Where does the word "ファイル" show up in the records? Copy every line that holds it.

|---|

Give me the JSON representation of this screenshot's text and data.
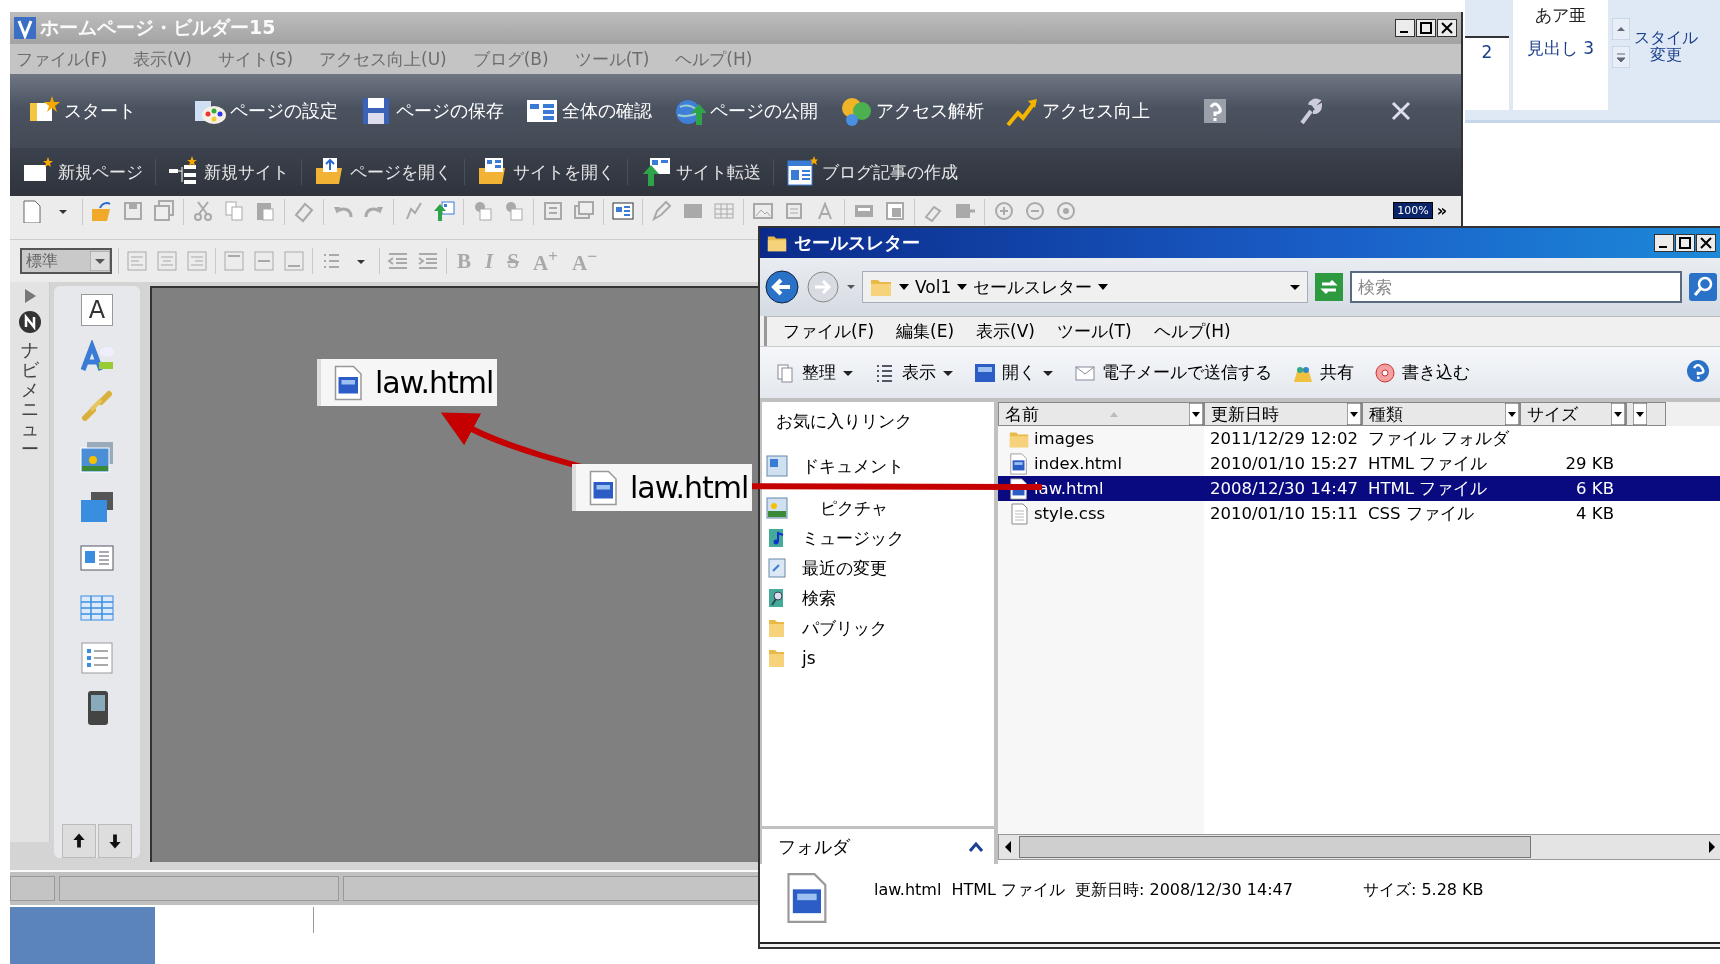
{
  "app": {
    "title": "ホームページ・ビルダー15",
    "menu": [
      "ファイル(F)",
      "表示(V)",
      "サイト(S)",
      "アクセス向上(U)",
      "ブログ(B)",
      "ツール(T)",
      "ヘルプ(H)"
    ],
    "main_toolbar": [
      "スタート",
      "ページの設定",
      "ページの保存",
      "全体の確認",
      "ページの公開",
      "アクセス解析",
      "アクセス向上"
    ],
    "sub_toolbar": [
      "新規ページ",
      "新規サイト",
      "ページを開く",
      "サイトを開く",
      "サイト転送",
      "ブログ記事の作成"
    ],
    "zoom": "100%",
    "more": "»",
    "style_select": "標準",
    "format_buttons": [
      "B",
      "I",
      "S",
      "A$^{+}$",
      "A$^{−}$"
    ],
    "navi_tab": "ナビメニュー",
    "palette_text_tool": "A"
  },
  "canvas_item": "law.html",
  "drag_ghost": "law.html",
  "ribbon": {
    "top": "あア亜",
    "fragment": "2",
    "heading": "見出し 3",
    "style_change": [
      "スタイル",
      "変更"
    ]
  },
  "explorer": {
    "title": "セールスレター",
    "breadcrumb": [
      "Vol1",
      "セールスレター"
    ],
    "search": {
      "placeholder": "検索"
    },
    "menu": [
      "ファイル(F)",
      "編集(E)",
      "表示(V)",
      "ツール(T)",
      "ヘルプ(H)"
    ],
    "toolbar": [
      "整理",
      "表示",
      "開く",
      "電子メールで送信する",
      "共有",
      "書き込む"
    ],
    "favorites_title": "お気に入りリンク",
    "favorites": [
      {
        "label": "ドキュメント",
        "kind": "documents"
      },
      {
        "label": "ピクチャ",
        "kind": "pictures"
      },
      {
        "label": "ミュージック",
        "kind": "music"
      },
      {
        "label": "最近の変更",
        "kind": "recent"
      },
      {
        "label": "検索",
        "kind": "search"
      },
      {
        "label": "パブリック",
        "kind": "folder"
      },
      {
        "label": "js",
        "kind": "folder"
      }
    ],
    "folders_label": "フォルダ",
    "columns": [
      "名前",
      "更新日時",
      "種類",
      "サイズ"
    ],
    "rows": [
      {
        "name": "images",
        "modified": "2011/12/29 12:02",
        "type": "ファイル フォルダ",
        "size": "",
        "kind": "folder",
        "selected": false
      },
      {
        "name": "index.html",
        "modified": "2010/01/10 15:27",
        "type": "HTML ファイル",
        "size": "29 KB",
        "kind": "html",
        "selected": false
      },
      {
        "name": "law.html",
        "modified": "2008/12/30 14:47",
        "type": "HTML ファイル",
        "size": "6 KB",
        "kind": "html",
        "selected": true
      },
      {
        "name": "style.css",
        "modified": "2010/01/10 15:11",
        "type": "CSS ファイル",
        "size": "4 KB",
        "kind": "css",
        "selected": false
      }
    ],
    "details": {
      "name": "law.html",
      "type": "HTML ファイル",
      "modified": "更新日時: 2008/12/30 14:47",
      "size": "サイズ: 5.28 KB"
    }
  }
}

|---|

▶ Solution for this exercise:
      "ファイル(F)",
      "ファイル(F)",
        "type": "ファイル フォルダ",
        "type": "HTML ファイル",
        "type": "HTML ファイル",
        "type": "CSS ファイル",
      "type": "HTML ファイル",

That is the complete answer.